Are We Making a Difference
If you ask us in person we will usually share a story or two of when we definitely made a difference. These are the easy answers. We have talked people down from suicide, helped people get jobs, visited people in jail or hospital when they really wanted someone there.
Much harder to assess are the day-to-day encounters. Handing someone a hot coffee on a cool morning, stopping to talk for a while, playing a crazy group game Wednesday evening. Do these really make a difference?
One answer came to me (Bruce) this week. I was visiting one of the “hotels” downtown where our friends live. There was a new person at the office window, and she said, “You know, you remind me of a guy who used to hand out cigarettes to us on the street.” I smiled and said that was probably me. “Did you work with a really cool guy with a white Mohawk?” Yep, that was Ken, our founder. Then she smiled a huge smile and started to tell me how much of a difference we had made in her life.

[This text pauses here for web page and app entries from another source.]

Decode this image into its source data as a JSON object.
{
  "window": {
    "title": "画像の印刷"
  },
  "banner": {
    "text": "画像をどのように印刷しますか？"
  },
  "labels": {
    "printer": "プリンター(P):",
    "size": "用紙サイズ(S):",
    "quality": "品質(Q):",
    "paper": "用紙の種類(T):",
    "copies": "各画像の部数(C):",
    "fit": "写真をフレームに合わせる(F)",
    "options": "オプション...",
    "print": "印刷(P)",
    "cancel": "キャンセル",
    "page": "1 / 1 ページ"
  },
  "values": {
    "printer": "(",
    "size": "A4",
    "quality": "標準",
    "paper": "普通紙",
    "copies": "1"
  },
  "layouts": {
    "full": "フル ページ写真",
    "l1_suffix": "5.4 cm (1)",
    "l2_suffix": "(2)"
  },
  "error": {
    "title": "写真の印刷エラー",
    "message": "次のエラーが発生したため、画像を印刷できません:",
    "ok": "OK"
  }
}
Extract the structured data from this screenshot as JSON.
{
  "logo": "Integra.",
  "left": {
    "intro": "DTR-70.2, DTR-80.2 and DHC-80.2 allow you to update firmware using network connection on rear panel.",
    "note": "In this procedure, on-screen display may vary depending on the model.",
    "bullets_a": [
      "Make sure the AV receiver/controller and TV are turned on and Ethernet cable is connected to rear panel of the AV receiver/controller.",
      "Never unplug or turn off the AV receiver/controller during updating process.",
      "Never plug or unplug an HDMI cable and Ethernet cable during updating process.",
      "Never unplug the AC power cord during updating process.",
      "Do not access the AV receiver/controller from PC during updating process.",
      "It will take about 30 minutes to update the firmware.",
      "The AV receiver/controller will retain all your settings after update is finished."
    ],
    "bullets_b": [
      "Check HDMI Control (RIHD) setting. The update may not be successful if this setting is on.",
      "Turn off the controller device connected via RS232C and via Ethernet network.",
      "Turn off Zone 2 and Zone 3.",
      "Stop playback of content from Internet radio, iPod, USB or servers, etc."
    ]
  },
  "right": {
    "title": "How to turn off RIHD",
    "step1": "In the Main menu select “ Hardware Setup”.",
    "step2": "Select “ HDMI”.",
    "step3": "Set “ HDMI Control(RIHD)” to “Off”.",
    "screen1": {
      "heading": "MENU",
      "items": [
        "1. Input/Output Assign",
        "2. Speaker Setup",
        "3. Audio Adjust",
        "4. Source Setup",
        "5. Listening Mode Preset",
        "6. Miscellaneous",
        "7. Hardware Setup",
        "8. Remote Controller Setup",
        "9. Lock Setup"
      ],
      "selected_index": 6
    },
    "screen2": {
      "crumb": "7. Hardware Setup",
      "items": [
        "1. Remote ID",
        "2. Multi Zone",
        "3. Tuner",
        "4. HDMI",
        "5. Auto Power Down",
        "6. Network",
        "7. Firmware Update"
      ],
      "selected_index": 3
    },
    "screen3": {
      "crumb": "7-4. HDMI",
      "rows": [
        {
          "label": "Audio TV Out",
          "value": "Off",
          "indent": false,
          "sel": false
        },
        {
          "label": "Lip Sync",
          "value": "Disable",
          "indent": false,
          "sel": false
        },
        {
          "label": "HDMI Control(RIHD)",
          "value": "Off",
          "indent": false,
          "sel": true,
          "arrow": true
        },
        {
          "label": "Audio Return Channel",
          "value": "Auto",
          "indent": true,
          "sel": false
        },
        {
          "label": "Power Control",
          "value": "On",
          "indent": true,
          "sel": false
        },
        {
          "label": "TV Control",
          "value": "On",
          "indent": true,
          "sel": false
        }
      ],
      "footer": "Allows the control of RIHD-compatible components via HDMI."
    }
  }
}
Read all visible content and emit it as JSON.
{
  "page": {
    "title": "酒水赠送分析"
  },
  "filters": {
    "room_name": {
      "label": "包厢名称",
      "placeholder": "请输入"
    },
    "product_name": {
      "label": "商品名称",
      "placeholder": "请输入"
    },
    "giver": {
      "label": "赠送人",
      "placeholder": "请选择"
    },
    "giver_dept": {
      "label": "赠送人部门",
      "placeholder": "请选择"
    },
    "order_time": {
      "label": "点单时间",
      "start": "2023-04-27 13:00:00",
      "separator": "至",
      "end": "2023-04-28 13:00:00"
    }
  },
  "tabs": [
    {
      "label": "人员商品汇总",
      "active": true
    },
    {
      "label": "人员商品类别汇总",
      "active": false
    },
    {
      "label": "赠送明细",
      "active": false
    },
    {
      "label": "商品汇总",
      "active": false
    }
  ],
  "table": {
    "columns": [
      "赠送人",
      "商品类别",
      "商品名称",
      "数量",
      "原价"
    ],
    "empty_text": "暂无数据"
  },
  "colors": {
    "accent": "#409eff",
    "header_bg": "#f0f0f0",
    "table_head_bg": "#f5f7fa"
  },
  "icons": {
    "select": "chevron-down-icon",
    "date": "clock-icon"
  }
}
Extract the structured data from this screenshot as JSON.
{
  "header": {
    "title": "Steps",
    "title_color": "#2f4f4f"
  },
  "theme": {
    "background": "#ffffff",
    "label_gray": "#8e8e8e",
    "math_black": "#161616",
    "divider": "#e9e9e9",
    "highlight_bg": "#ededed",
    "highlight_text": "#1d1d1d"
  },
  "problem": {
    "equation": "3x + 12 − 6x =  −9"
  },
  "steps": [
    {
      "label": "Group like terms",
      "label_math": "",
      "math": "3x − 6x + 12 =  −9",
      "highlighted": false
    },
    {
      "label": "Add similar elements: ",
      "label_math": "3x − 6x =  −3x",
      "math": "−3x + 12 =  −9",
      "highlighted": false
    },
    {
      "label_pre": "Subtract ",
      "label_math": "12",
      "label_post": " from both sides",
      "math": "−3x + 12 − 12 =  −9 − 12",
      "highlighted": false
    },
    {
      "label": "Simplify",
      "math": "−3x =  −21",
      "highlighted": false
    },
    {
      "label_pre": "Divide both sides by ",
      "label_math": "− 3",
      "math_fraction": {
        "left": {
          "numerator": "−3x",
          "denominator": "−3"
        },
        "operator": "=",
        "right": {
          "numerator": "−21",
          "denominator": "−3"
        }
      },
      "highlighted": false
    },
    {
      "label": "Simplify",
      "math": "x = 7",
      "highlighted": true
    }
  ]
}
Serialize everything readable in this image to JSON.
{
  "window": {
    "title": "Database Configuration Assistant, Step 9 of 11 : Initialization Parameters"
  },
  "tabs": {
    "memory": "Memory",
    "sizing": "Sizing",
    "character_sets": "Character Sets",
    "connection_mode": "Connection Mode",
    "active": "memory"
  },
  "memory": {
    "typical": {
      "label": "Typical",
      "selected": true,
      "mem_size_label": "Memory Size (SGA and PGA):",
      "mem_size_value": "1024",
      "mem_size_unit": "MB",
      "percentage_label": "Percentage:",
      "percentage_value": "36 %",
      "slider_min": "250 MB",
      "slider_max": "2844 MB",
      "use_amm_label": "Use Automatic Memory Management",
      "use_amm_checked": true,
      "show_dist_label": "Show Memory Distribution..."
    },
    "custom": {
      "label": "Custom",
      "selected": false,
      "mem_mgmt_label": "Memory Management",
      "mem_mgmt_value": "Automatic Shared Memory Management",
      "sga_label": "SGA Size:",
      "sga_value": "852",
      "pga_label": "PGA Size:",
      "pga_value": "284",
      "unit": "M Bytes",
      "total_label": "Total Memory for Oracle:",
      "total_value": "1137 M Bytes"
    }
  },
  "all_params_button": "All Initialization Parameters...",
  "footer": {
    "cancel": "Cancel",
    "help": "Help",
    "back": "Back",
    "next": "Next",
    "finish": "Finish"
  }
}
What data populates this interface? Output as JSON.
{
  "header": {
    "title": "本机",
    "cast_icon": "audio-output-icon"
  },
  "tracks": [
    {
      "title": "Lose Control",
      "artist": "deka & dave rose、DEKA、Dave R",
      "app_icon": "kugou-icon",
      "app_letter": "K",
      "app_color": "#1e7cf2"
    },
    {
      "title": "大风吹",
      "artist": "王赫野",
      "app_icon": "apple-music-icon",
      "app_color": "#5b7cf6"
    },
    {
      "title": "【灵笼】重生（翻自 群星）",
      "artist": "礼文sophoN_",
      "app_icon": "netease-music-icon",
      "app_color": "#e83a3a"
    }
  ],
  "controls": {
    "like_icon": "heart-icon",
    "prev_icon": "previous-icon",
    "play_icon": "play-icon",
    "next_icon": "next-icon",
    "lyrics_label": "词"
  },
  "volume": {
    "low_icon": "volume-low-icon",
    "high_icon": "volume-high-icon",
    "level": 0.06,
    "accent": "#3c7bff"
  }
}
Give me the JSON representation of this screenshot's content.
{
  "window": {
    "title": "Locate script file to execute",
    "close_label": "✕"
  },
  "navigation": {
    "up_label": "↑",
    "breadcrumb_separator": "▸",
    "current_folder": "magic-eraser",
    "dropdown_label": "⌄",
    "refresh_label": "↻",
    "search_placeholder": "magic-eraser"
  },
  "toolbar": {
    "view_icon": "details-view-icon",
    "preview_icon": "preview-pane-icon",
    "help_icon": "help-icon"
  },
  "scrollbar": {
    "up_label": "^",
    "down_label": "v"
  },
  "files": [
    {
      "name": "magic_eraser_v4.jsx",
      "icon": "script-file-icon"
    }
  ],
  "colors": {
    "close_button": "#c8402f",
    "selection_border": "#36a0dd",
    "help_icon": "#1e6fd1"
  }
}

The weird thing is, this wasn’t some perfect moment like in the movies. She didn’t change because of a heroic effort on our part. In her own words, “That was years ago when I was using drugs all the time. You guys knew I was a user, but you loved me anyway. It was crazy that you would do that, but it meant the world to me. You guys loved me before I learned to love me.” She is now three years clean and sober and the smile on her face is awesome!
Did we make a difference? She says we did. But here’s what stumps me – up until this chance encounter we had no idea. From our viewpoint she was with us for a while then stopped coming. We didn’t know where she went or what happened. We didn’t know the answer to the question.
How do we decide if we are making a difference when a fair number of the people we get to meet disappear before we know the outcome? I think that’s called faith. We believe we are making a difference. We have enough stories to know it’s not blind faith, but for the most part we hope and pray and keep on meeting people and doing what we can. Mostly we love people right where they are, even if they are drug users or grumpy or depressed. And at least part of the time that is exactly what makes a difference.